When people think of domestic violence, they think of someone being physically hurt, actually injured. Mental abuse is also common and you do not have to suffer in silence. You are not alone, and you can get help. Recent legal changes in the UK mean that emotional mistreatment is now taken more seriously and you can reach out and there are people who will help you and your perpetrator can be prosecuted, even if they have never physically harmed you. If someone you live with, have a relationship with, or who is in your life, is mentally abusing you, it is domestic abuse. It’s not normal, or “just how things are”. You do not deserve it, and they will not stop.

Just because it doesn’t leave bruises or marks that can be seen, doesn’t mean that what is happening, isn’t wrong, it’s abuse.

You can get help, information and advice here and here 

I currently work with families struggling with domestic abuse, I have witnessed the mental and verbal abuse of people that I know, some that I love. The chain of abuse must be broken.  This blog post is long overdue. I cannot and will not stand by. I will fight for those who are being abused and broken. I have sat by and tried not to see, or told myself that I am not the person who can help, or that there are far better qualified people out there who can make more of a difference. That isn’t true. Anyone and everyone can stand up and say they will not tolerate the abuse of someone they know or love.
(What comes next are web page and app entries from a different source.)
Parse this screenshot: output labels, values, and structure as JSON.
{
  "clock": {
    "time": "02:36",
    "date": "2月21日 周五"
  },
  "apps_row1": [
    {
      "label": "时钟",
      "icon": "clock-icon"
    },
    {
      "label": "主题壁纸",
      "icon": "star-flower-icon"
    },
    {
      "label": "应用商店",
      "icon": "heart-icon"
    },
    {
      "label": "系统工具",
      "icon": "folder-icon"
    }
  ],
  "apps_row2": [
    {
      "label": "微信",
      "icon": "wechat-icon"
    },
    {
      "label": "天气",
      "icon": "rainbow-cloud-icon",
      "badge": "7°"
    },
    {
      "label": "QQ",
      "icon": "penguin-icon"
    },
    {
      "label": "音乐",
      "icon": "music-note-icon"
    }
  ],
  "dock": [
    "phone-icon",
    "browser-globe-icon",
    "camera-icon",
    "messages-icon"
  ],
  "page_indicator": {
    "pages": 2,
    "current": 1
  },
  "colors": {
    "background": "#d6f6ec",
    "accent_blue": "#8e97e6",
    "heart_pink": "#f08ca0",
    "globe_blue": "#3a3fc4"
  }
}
Posted in Conversation starters and tagged abuse, domestic violence, emotional abuse, mental abuse, mental-health.